“Yes, officer?”

“I know the law says you’re allowed to do this or whatever, but there are kids around.”

The word “law” was dripping with contempt. He clearly hated this “law,” and wished he could ticket me.

“Is there a part of the park where kids aren’t allowed?”

“Just use your brain. This isn’t appropriate. I don’t know what you think you’re doing–”

“Hanging out in the park?”

“[blah blah blah I’m scolding you] …and I know you’re only doing it for attention.”

“Wow, it’s so cool that you can read my mind,” I wanted to say, but I stopped myself. Cops can fuck your shit up if they feel like it.

“Okay,” I deadpanned, and walked away ticketless. Sorry, cop bro. I’m sure you’ll catch someone having a wine picnic or something soon.

As I neared the end of my topless journey, someone yelled “happy pride!” at me. I’m not sure what’s inherently gay-prideful about having your tits out, but I gave a “yay!” anyway, because I support the concept. Perhaps he thought Jennifer and I were lovers? (In which case, I’d be flattered, as she is quite the catch.) Anyway, it was at this point that I felt enough time had elapsed since being yelled at by the cop that I wouldn’t be obeying him if I put my shirt back on.

All in all, it was a pretty positive, if somewhat anticlimactic, experience. I tried to act as normal as possible, but it’s hard not to smile when you’re doing something so obviously goofy. I don’t think it’s yet possible for a woman to walk around topless without having people assume she’s pulling some sort of stunt, which is a shame. Granted, I was doing a social experiment of sorts, but it would be nice to be able to do it just because it feels good. (Also granted, many people ignored me. Kudos to them, for they are the future.)[tagbox tag=”toplessness”]

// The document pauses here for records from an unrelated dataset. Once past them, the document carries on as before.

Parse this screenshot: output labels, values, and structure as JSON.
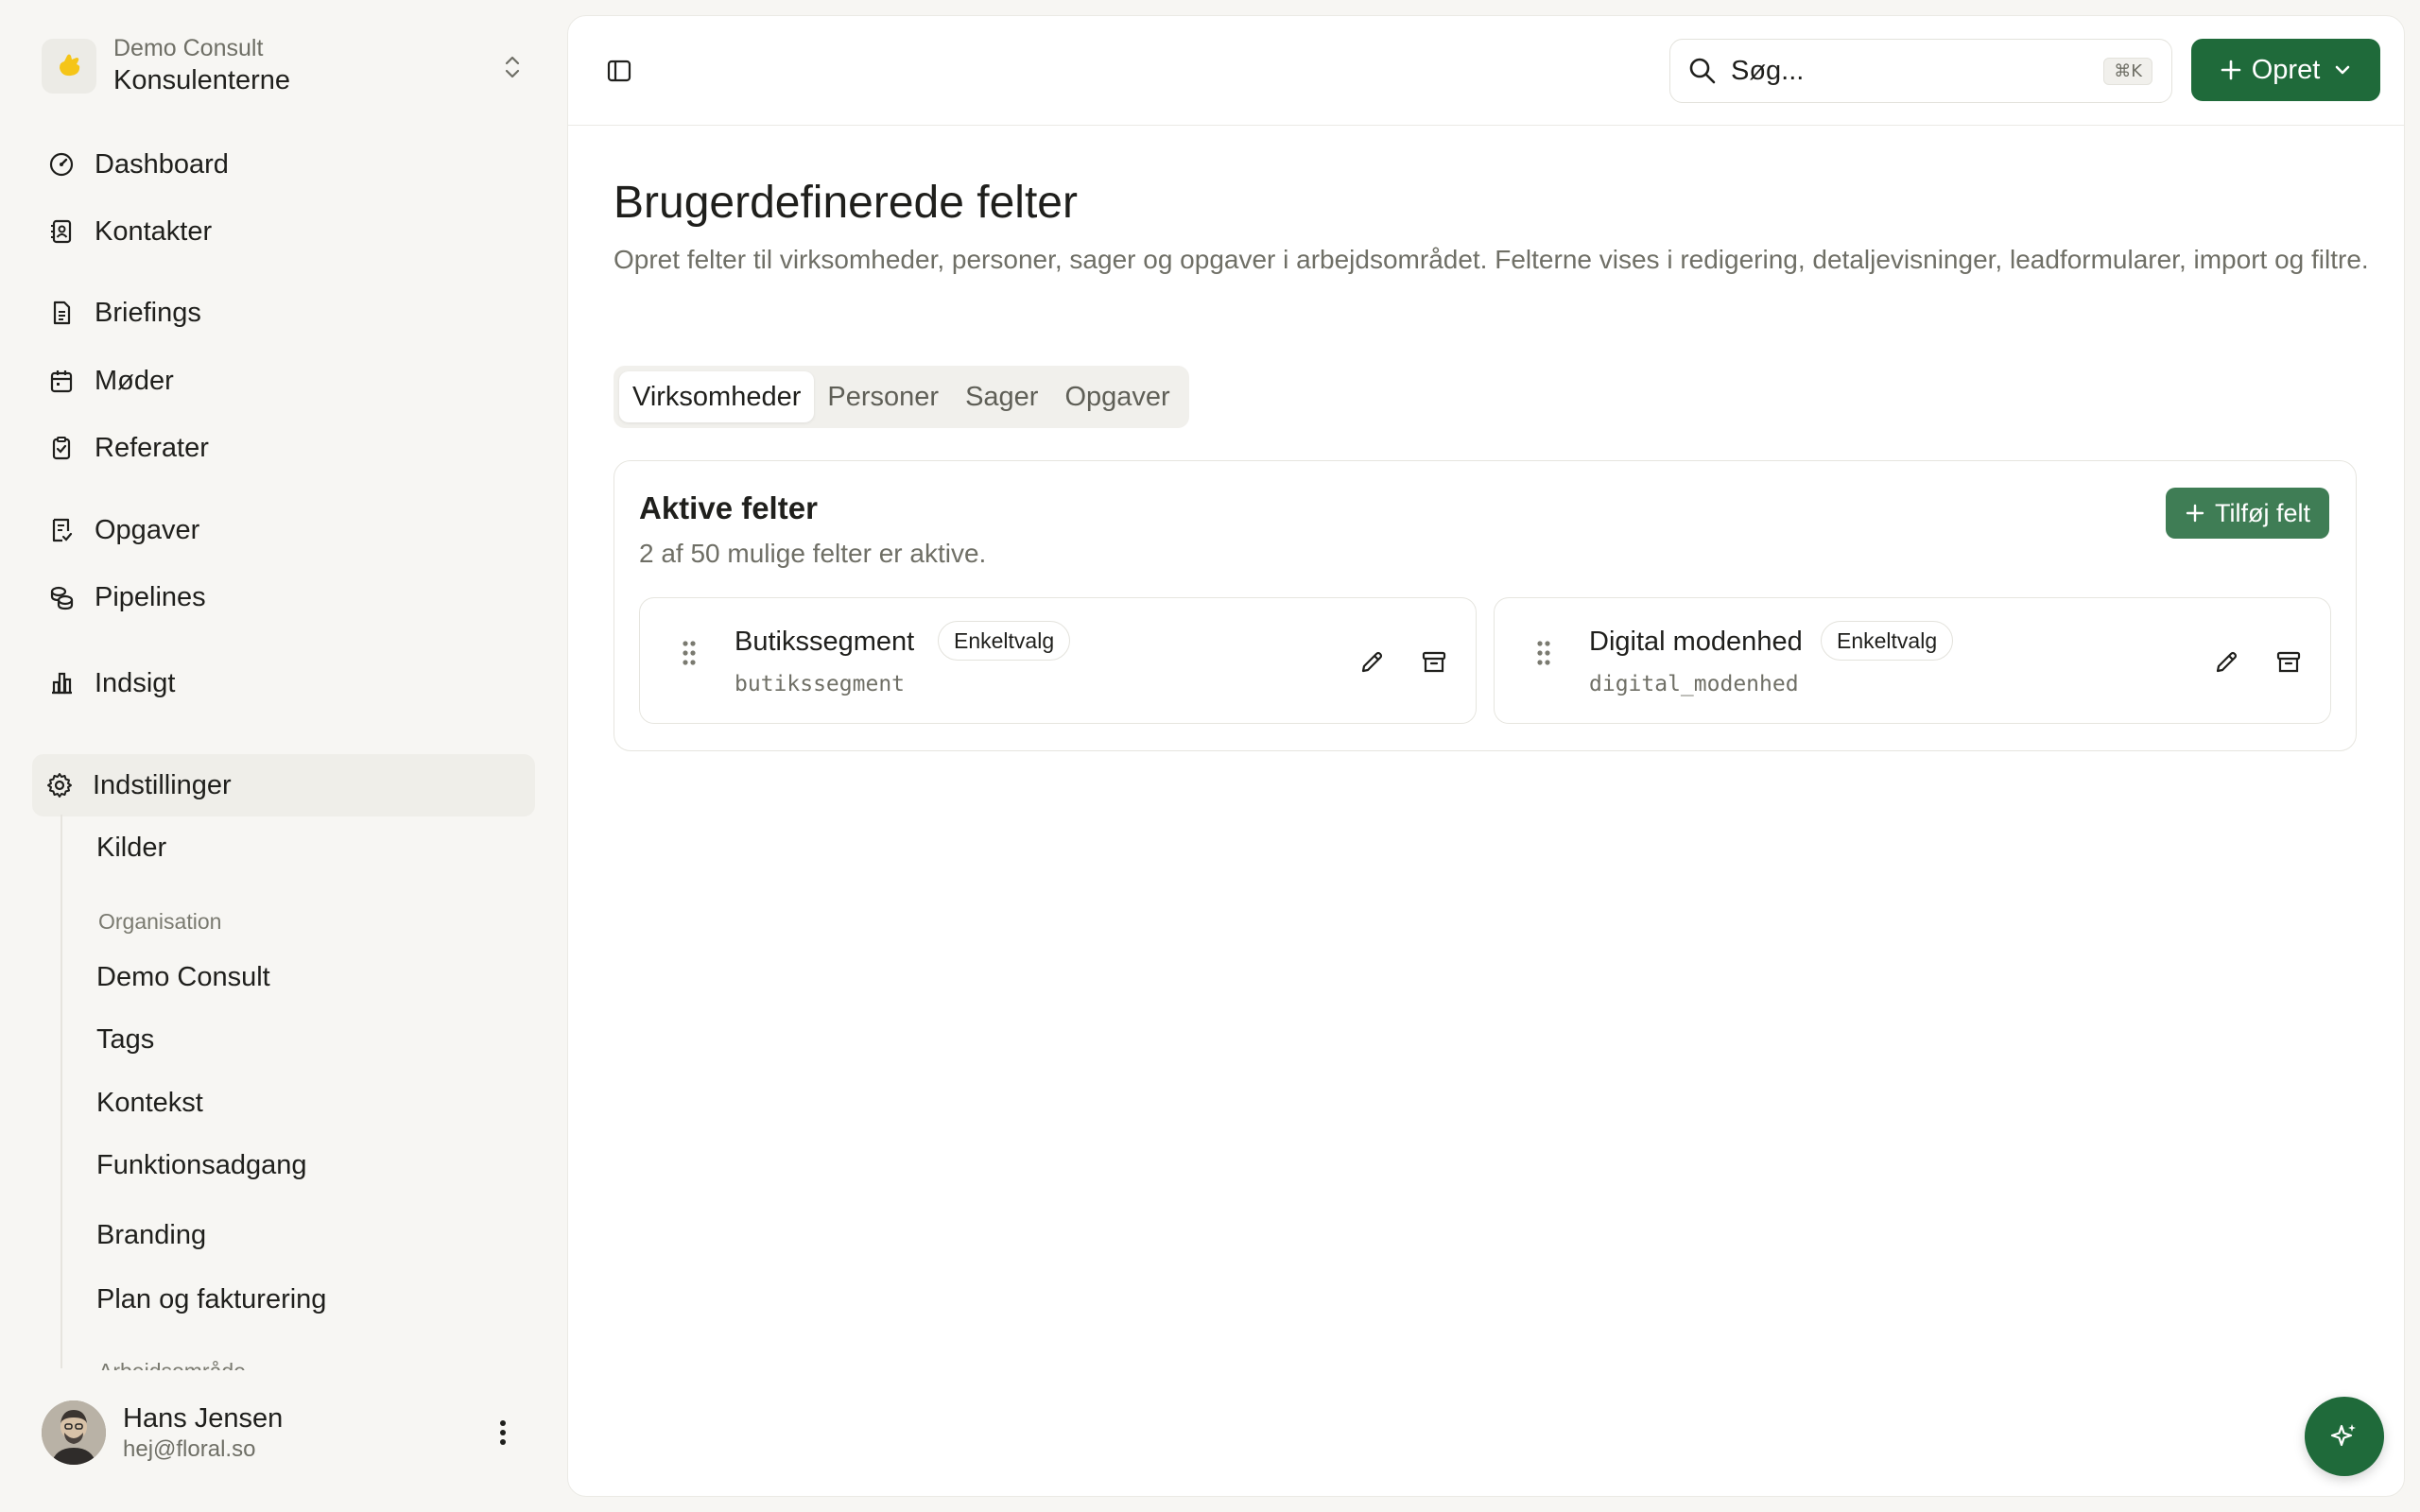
{
  "workspace": {
    "org": "Demo Consult",
    "name": "Konsulenterne"
  },
  "nav": {
    "dashboard": "Dashboard",
    "contacts": "Kontakter",
    "briefings": "Briefings",
    "meetings": "Møder",
    "minutes": "Referater",
    "tasks": "Opgaver",
    "pipelines": "Pipelines",
    "insight": "Indsigt",
    "settings": "Indstillinger"
  },
  "settings_sub": {
    "sources": "Kilder",
    "org_heading": "Organisation",
    "demo_consult": "Demo Consult",
    "tags": "Tags",
    "context": "Kontekst",
    "feature_access": "Funktionsadgang",
    "branding": "Branding",
    "plan_billing": "Plan og fakturering",
    "workspace_heading": "Arbejdsområde"
  },
  "user": {
    "name": "Hans Jensen",
    "email": "hej@floral.so"
  },
  "topbar": {
    "search_placeholder": "Søg...",
    "search_shortcut": "⌘K",
    "create_label": "Opret"
  },
  "page": {
    "title": "Brugerdefinerede felter",
    "description": "Opret felter til virksomheder, personer, sager og opgaver i arbejdsområdet. Felterne vises i redigering, detaljevisninger, leadformularer, import og filtre."
  },
  "tabs": [
    "Virksomheder",
    "Personer",
    "Sager",
    "Opgaver"
  ],
  "active_tab": "Virksomheder",
  "active_fields": {
    "title": "Aktive felter",
    "subtitle": "2 af 50 mulige felter er aktive.",
    "add_label": "Tilføj felt",
    "fields": [
      {
        "name": "Butikssegment",
        "type": "Enkeltvalg",
        "key": "butikssegment"
      },
      {
        "name": "Digital modenhed",
        "type": "Enkeltvalg",
        "key": "digital_modenhed"
      }
    ]
  },
  "colors": {
    "brand": "#1f6a3a",
    "add_button": "#3f7d55",
    "logo": "#f5c518"
  }
}
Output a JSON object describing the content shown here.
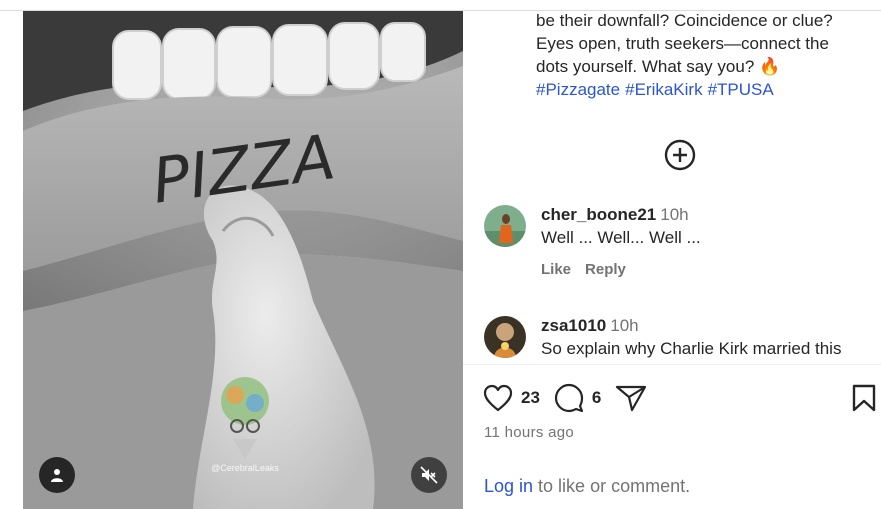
{
  "caption": {
    "lines": [
      "be their downfall? Coincidence or clue?",
      "Eyes open, truth seekers—connect the",
      "dots yourself. What say you? 🔥"
    ],
    "hashtags": [
      "#Pizzagate",
      "#ErikaKirk",
      "#TPUSA"
    ]
  },
  "media": {
    "lip_text": "PIZZA",
    "watermark": "@CerebralLeaks"
  },
  "comments": [
    {
      "username": "cher_boone21",
      "time": "10h",
      "text": "Well ... Well... Well ...",
      "like_label": "Like",
      "reply_label": "Reply"
    },
    {
      "username": "zsa1010",
      "time": "10h",
      "text": "So explain why Charlie Kirk married this"
    }
  ],
  "actions": {
    "likes": "23",
    "comments": "6",
    "posted_ago": "11 hours ago"
  },
  "footer": {
    "login_link": "Log in",
    "login_suffix": " to like or comment."
  },
  "icons": {
    "user_tag": "person-icon",
    "mute": "speaker-muted-icon",
    "add": "plus-circle-icon",
    "like": "heart-icon",
    "comment": "speech-bubble-icon",
    "share": "paper-plane-icon",
    "save": "bookmark-icon"
  },
  "colors": {
    "link": "#2b55d3",
    "muted_text": "#737373",
    "primary_text": "#262626"
  }
}
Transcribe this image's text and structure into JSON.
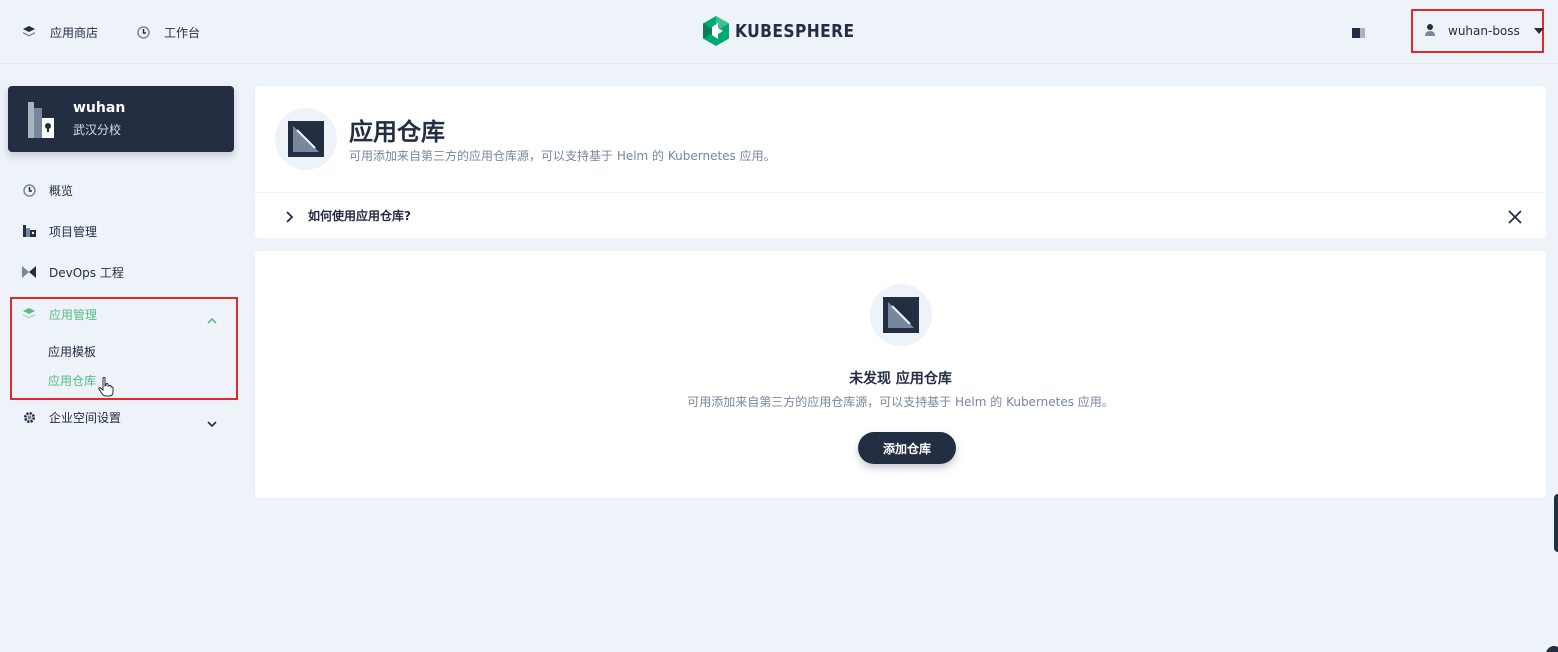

As for the parents and children Central Park’s authority figures were so vocally concerned about, not one single parent so much as shot me a dirty look. The thing is, topless ladies are allowed to walk around in public, and most public places contain children. The way the law is now, the right to be topless in public trumps the right to not have to see a stranger’s boobs. If people don’t like it, they should lobby to change that law. Personally, I think that viewing a bare breast as inherently sexual and hence corrupting of innocence is silly; I’d much rather my hypothetical kid see women of all shapes enjoying the outdoors and being comfortable with their bodies than, say, two fully clothed people dry humping on a bench. One would think such an enlightened place as New York would understand this. I like to think the New York City of the future will be a joyful place full of free-swinging breasts, billowing marijuana smoke, and copious jaywalking. (We’ll also be grilling rat meat in the bombed out remains of condo developments, so we’ll need boobs around to cheer us up.) Until then, though, I think I’ll confine my public boobsploits to more socially acceptable arenas. Like the Internet.